#### [Supplied material]
_____
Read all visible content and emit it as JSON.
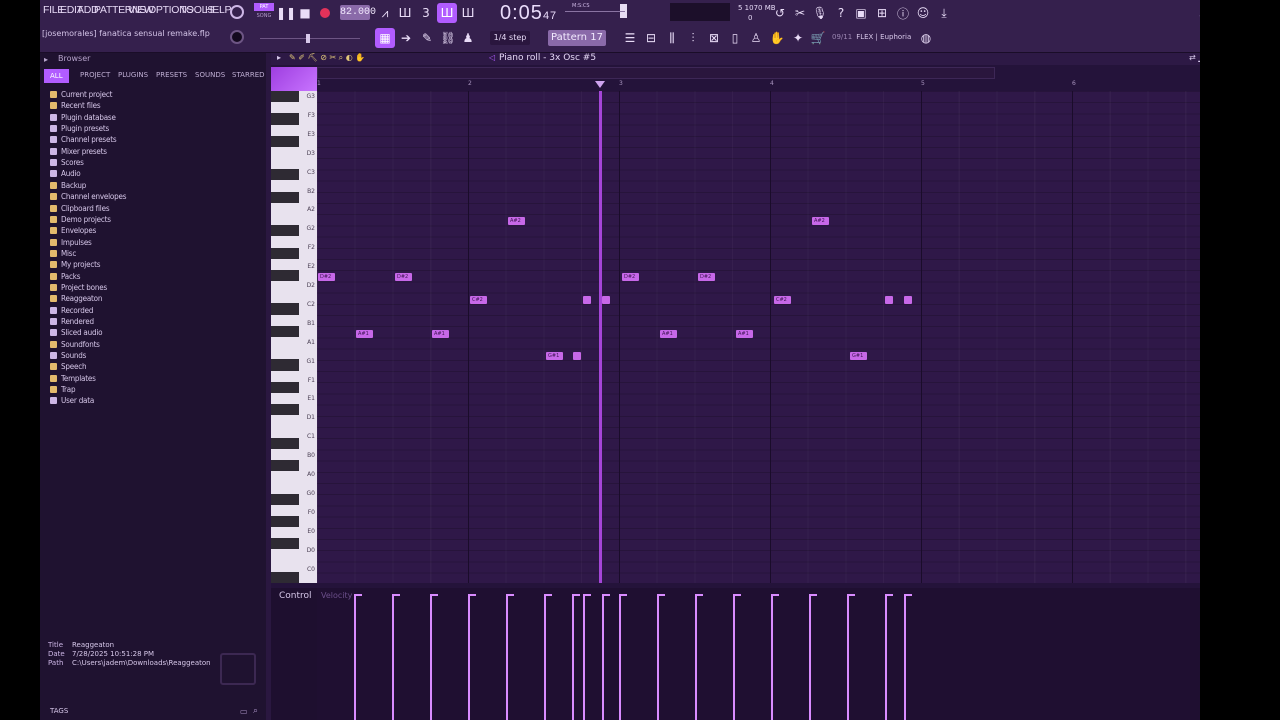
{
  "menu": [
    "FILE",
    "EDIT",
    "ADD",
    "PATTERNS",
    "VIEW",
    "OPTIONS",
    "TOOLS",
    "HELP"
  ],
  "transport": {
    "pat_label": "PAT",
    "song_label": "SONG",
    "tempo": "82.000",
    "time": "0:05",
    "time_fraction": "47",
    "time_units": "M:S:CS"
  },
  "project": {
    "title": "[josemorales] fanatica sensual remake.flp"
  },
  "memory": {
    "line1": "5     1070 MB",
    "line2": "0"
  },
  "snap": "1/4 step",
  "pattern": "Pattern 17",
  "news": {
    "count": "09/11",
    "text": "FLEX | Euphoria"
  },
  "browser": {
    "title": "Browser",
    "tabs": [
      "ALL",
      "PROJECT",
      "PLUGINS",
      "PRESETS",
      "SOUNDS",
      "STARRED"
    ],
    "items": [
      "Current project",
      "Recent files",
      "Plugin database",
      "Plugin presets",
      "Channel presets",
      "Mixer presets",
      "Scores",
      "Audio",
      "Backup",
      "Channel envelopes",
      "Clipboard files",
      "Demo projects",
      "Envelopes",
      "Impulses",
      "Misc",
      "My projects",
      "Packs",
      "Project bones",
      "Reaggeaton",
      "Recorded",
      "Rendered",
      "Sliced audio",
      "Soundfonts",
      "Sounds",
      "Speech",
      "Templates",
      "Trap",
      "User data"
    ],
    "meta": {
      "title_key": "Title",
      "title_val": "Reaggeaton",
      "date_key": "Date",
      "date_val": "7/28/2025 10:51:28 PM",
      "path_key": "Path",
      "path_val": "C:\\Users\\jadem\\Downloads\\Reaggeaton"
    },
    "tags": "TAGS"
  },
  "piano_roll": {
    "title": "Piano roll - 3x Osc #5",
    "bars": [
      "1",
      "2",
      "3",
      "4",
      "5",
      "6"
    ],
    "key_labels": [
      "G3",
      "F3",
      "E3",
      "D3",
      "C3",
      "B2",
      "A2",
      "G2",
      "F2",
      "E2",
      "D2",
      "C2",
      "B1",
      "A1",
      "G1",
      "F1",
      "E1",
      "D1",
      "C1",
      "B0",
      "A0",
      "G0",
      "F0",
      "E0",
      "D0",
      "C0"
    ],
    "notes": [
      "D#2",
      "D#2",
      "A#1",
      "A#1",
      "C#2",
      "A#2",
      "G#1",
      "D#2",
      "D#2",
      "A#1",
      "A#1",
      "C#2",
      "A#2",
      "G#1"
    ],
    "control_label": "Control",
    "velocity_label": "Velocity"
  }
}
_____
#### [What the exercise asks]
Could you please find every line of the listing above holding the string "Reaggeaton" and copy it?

#### [Answer box]
      "Reaggeaton",
      "title_val": "Reaggeaton",
      "path_val": "C:\\Users\\jadem\\Downloads\\Reaggeaton"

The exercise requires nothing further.